-- Opening Marker --

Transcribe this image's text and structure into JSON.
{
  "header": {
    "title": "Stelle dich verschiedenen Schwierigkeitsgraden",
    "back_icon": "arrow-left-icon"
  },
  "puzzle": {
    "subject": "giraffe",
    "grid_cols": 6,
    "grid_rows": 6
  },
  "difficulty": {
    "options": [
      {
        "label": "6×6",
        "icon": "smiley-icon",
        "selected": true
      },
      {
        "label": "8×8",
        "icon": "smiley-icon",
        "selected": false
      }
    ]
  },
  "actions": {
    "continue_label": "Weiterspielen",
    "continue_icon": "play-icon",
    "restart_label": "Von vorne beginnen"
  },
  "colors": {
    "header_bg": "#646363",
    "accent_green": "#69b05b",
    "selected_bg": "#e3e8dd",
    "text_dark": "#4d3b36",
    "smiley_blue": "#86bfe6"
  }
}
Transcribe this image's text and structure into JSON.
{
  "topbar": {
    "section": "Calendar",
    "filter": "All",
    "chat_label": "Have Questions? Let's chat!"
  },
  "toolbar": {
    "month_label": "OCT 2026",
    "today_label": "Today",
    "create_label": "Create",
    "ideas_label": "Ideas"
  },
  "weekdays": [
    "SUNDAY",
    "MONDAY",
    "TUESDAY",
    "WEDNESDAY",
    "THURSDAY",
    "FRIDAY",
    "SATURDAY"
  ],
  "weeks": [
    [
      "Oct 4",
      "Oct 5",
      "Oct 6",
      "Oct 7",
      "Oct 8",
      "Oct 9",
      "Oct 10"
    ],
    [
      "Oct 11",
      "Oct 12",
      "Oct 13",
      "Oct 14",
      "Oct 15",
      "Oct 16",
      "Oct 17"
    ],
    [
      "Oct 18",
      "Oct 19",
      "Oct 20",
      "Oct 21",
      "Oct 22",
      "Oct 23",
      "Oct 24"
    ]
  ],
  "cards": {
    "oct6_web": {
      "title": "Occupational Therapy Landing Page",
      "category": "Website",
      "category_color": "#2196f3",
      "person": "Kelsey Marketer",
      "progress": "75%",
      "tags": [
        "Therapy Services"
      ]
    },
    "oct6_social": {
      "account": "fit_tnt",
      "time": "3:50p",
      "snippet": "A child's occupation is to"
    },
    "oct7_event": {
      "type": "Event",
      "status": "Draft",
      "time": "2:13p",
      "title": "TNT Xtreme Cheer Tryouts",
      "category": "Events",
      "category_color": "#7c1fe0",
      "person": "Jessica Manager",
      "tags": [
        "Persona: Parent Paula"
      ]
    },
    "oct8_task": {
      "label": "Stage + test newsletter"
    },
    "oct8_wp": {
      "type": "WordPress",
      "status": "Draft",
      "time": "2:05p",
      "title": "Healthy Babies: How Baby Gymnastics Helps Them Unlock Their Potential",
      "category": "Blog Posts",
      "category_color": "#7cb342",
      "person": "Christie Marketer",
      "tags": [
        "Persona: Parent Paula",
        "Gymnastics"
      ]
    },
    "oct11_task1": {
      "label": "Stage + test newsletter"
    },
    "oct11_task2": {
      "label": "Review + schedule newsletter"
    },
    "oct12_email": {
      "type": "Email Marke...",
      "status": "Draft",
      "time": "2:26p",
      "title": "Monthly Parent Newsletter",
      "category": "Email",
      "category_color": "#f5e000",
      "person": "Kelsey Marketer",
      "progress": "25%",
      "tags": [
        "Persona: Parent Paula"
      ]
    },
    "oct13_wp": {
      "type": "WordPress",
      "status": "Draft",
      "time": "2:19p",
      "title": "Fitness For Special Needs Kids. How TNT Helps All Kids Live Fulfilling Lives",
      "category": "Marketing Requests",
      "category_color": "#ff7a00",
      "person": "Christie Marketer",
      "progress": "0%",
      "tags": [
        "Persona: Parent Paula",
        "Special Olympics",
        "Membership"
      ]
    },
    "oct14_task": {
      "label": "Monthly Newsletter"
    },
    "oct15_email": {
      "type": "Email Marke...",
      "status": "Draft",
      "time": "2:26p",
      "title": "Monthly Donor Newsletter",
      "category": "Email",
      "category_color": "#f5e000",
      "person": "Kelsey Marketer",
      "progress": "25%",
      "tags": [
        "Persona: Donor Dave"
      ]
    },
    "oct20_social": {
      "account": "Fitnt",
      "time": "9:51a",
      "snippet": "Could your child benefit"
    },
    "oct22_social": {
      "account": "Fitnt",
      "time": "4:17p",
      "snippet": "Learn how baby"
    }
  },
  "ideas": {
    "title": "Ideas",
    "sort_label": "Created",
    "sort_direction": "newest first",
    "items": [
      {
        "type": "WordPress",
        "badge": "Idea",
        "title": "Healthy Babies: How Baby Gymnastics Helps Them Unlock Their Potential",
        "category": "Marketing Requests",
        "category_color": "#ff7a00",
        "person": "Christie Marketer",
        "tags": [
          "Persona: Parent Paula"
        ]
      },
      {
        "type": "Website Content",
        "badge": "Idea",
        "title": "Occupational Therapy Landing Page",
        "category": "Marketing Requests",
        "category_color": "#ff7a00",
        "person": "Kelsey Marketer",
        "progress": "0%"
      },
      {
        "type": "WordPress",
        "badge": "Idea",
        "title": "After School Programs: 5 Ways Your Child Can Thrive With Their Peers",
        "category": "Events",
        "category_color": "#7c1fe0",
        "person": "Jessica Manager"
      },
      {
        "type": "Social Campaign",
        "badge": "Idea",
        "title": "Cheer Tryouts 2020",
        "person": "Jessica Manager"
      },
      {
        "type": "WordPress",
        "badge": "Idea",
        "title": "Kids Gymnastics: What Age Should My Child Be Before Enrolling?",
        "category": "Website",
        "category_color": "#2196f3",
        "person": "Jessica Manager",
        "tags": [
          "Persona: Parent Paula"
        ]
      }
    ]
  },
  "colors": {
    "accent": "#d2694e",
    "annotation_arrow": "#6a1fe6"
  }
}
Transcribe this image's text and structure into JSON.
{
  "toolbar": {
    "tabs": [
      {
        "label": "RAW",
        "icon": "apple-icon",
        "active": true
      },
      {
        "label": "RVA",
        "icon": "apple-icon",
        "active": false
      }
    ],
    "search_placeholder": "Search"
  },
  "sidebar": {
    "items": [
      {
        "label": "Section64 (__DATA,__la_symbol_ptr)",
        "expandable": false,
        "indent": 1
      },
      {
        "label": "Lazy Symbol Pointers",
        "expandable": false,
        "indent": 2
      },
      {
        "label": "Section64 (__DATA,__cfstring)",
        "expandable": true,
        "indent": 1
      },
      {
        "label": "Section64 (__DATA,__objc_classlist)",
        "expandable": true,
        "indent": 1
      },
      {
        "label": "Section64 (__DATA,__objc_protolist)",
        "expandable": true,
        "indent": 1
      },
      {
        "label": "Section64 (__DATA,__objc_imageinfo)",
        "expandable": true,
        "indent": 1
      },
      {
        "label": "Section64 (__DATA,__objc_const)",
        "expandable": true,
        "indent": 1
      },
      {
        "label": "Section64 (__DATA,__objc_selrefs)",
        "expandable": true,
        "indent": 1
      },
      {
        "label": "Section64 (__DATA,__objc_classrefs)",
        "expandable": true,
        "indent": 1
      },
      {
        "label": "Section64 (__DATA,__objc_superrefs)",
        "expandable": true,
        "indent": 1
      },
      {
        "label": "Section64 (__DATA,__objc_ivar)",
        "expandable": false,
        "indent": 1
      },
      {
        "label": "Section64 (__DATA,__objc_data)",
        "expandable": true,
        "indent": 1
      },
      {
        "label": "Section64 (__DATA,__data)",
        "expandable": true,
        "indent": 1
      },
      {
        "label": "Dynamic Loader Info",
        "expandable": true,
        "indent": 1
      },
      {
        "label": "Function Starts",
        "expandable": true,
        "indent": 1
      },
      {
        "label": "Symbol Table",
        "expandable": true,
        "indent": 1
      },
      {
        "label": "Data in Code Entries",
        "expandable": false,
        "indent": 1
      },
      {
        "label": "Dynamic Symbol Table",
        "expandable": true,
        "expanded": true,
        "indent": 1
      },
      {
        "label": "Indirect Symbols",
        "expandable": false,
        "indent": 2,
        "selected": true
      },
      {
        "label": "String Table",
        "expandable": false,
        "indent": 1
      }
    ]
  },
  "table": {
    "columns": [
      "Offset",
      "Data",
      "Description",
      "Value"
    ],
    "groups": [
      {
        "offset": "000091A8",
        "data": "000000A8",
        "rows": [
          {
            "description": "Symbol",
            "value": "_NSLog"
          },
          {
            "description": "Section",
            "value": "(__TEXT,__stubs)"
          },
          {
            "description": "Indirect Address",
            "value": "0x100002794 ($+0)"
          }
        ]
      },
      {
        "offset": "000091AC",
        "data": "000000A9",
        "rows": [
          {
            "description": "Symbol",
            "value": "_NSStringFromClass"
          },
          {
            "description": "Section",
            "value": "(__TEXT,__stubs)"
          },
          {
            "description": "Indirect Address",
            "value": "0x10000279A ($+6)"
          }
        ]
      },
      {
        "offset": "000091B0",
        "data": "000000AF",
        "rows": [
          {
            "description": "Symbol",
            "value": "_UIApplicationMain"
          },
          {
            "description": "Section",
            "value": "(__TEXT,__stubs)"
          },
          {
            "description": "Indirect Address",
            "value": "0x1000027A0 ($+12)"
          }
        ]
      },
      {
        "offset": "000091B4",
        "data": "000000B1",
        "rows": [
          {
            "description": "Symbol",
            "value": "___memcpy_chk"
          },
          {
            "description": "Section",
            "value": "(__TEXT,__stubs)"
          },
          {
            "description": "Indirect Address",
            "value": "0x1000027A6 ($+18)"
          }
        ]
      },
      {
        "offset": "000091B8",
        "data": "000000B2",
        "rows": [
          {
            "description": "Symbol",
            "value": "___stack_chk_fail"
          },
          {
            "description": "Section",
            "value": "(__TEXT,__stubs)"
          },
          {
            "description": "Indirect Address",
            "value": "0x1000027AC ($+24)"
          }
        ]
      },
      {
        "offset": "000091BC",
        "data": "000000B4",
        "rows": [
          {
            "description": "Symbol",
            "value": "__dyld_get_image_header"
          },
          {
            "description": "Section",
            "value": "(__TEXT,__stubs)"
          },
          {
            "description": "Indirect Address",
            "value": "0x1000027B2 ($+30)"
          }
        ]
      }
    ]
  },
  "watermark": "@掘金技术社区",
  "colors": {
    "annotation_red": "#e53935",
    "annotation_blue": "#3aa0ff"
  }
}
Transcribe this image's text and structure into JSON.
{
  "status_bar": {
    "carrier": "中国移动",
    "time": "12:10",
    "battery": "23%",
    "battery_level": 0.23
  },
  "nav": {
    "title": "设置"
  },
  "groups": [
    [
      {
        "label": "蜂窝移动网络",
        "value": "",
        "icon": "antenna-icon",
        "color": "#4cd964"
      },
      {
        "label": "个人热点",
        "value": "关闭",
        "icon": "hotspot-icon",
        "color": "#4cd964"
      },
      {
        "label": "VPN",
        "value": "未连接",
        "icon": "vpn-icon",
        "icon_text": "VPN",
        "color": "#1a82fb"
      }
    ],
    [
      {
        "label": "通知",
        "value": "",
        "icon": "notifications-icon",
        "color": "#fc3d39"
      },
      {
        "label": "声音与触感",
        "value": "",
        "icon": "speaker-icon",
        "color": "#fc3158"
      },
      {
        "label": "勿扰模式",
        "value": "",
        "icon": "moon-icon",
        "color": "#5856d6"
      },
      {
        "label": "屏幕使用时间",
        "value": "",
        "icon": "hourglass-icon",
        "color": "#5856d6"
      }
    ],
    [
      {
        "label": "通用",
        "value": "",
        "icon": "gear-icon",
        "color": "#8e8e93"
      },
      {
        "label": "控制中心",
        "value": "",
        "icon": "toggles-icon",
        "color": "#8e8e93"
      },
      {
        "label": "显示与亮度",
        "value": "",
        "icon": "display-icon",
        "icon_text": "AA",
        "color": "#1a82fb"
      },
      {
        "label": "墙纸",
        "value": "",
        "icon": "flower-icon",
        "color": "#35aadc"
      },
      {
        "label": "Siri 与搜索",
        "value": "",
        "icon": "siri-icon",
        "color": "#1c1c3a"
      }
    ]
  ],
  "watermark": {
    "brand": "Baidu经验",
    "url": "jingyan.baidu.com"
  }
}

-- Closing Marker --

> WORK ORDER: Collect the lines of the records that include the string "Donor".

> SOLVED EXERCISE:
      "title": "Monthly Donor Newsletter",
        "Persona: Donor Dave"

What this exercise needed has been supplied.